#### [Required work]
Work through the listing below, copying each line that carries the word "this".

#### [Supplied data]
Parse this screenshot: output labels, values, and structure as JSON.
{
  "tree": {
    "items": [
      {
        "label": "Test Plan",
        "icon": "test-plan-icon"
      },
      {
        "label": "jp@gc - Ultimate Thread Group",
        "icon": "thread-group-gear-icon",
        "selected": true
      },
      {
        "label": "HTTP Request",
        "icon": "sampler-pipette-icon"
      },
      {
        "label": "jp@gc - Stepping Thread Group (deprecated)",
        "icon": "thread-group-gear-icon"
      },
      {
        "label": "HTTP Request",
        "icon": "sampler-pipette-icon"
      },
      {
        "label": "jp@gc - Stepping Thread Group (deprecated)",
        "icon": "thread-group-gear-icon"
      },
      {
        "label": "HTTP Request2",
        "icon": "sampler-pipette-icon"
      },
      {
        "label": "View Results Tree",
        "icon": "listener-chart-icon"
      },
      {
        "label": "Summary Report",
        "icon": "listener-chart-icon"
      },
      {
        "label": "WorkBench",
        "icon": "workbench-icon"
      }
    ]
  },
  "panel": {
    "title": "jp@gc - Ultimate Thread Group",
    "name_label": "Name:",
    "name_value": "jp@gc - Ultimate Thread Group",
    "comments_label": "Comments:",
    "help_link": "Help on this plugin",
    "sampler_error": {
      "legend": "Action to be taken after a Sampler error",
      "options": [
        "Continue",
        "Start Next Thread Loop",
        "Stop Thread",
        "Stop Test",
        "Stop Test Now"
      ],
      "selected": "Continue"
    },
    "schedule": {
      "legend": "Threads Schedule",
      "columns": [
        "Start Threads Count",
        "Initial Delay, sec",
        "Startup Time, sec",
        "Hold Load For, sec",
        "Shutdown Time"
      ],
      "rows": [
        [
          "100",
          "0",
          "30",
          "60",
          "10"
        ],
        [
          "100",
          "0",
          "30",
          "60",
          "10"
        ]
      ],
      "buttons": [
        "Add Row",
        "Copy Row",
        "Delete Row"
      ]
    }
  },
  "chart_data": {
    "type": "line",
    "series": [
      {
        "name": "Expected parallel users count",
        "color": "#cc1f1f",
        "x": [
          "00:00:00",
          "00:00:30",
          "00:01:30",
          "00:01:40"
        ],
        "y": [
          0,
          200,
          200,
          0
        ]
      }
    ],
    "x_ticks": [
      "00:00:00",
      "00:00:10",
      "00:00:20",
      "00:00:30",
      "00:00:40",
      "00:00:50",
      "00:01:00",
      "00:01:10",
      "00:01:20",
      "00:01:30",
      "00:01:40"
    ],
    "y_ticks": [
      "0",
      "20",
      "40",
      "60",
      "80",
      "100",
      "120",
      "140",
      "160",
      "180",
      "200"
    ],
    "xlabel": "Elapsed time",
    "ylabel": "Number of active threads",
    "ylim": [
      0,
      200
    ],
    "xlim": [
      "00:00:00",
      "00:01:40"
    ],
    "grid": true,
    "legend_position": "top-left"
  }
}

#### [Exercise result]
Parse this screenshot: output labels, values, and structure as JSON.
    "help_link": "Help on this plugin",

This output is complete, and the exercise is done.